Juggling the two legal actions will only complicate your situation, so for simplicity’s sake, you may want to consider filing for divorce before tackling bankruptcy. Certain circumstances, however, can make it more desirable to file bankruptcy first, and then address divorce.
Deciding the best order in which to handle divorce and bankruptcy will depend on your financial situation and the laws that apply in the jurisdiction where you live. You should consult legal counsel before starting either process to determine which makes the most sense for you.
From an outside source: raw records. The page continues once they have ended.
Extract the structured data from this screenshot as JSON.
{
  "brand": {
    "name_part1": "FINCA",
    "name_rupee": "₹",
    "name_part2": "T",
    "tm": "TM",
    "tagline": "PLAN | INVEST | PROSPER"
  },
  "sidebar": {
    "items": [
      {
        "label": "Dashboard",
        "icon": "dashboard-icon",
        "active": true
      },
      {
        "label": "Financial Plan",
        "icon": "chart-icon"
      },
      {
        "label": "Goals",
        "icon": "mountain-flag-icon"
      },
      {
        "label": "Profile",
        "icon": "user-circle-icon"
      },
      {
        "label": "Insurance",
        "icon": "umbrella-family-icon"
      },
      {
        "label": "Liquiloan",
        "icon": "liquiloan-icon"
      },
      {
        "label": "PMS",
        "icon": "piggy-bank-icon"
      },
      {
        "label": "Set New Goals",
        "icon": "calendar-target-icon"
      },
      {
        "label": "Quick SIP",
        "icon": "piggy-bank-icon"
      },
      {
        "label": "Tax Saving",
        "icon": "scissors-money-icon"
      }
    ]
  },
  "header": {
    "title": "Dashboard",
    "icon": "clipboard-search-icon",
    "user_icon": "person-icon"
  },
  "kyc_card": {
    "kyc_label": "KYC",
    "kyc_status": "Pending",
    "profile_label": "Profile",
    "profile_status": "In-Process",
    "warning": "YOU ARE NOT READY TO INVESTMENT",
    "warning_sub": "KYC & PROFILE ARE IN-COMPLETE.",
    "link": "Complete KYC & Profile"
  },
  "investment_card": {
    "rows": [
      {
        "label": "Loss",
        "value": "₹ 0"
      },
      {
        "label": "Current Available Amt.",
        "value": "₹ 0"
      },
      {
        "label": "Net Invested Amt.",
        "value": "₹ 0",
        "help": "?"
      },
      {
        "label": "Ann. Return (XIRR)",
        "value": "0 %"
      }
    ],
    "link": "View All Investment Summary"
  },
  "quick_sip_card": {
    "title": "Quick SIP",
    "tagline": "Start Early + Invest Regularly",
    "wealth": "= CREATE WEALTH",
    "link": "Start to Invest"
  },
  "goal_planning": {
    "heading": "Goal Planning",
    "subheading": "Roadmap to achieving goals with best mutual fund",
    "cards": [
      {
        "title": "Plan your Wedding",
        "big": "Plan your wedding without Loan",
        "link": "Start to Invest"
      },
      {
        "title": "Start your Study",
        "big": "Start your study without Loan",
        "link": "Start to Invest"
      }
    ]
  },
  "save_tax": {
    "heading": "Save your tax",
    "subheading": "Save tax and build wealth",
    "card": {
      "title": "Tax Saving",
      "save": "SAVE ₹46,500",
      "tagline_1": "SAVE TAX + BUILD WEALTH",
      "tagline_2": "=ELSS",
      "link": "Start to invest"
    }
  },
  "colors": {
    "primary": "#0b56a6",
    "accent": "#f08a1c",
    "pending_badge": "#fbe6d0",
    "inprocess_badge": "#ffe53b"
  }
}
In a nutshell, here are the advantages to handling divorce before bankruptcy, and vice-versa.
A main advantage to filing bankruptcy before divorce is the potential for cancelling joint marital debts that would otherwise have to be divided up as part of divorce proceedings, and then tackled separately in each spouse’s bankruptcy. A joint bankruptcy filing requires cooperation between the spouses, but it can significantly streamline the divorce process, reducing legal fees and time commitment for both parties.
In many states, a couple filing for bankruptcy can keep a larger portion of their assets than they would when filing for bankruptcy individually, after a divorce.
When Does It Make Sense to File for Divorce Before Bankruptcy?
The main case for filing for divorce before bankruptcy has to do with meeting the qualifications in your state for Chapter 7 bankruptcy. In contrast with Chapter 13 bankruptcy, which cancels certain types of debt but requires negotiating with creditors to structure a yearslong repayment plan, Chapter 7 cancels qualifying debts altogether. To meet the qualifications for Chapter 7, your income must fall below than that of the median for your state. In households where one spouse earns most or all of the income, completing a divorce before filing for bankruptcy can enable both parties to qualify for individual Chapter 7 bankruptcies.
Whether you pursue divorce or bankruptcy first, it’s important to know going in that it may not be possible for either process to completely disentangle your finances from your soon-to-be ex-spouse’s.
For example, Chapter 13 plans on marital debt may leave both parties legally responsible for repayments. There are also categories of debt that bankruptcy cannot discharge (student loans, for example), and if you or your spouse cosigned on such a loan, you may be equally responsible for seeing to it that those debts are paid, even after divorce and bankruptcy.
Bankruptcy has severe, long-lasting negative consequences for individuals’ credit scores and eligibility for loans or credit cards. While divorce doesn’t directly affect individuals’ credit, the aftermath of divorce can lead to circumstances that bring down credit scores as well. Those situations—and the long road to recovery from the credit impact of bankruptcy—will only be complicated if either party withholds payments or otherwise uses joint debt to spite the other party.
Getting through bankruptcy and divorce is never easy, but with a sound strategy and some good faith on the part of both spouses, it’s possible to move on from them and start regaining a solid financial footing within a few years.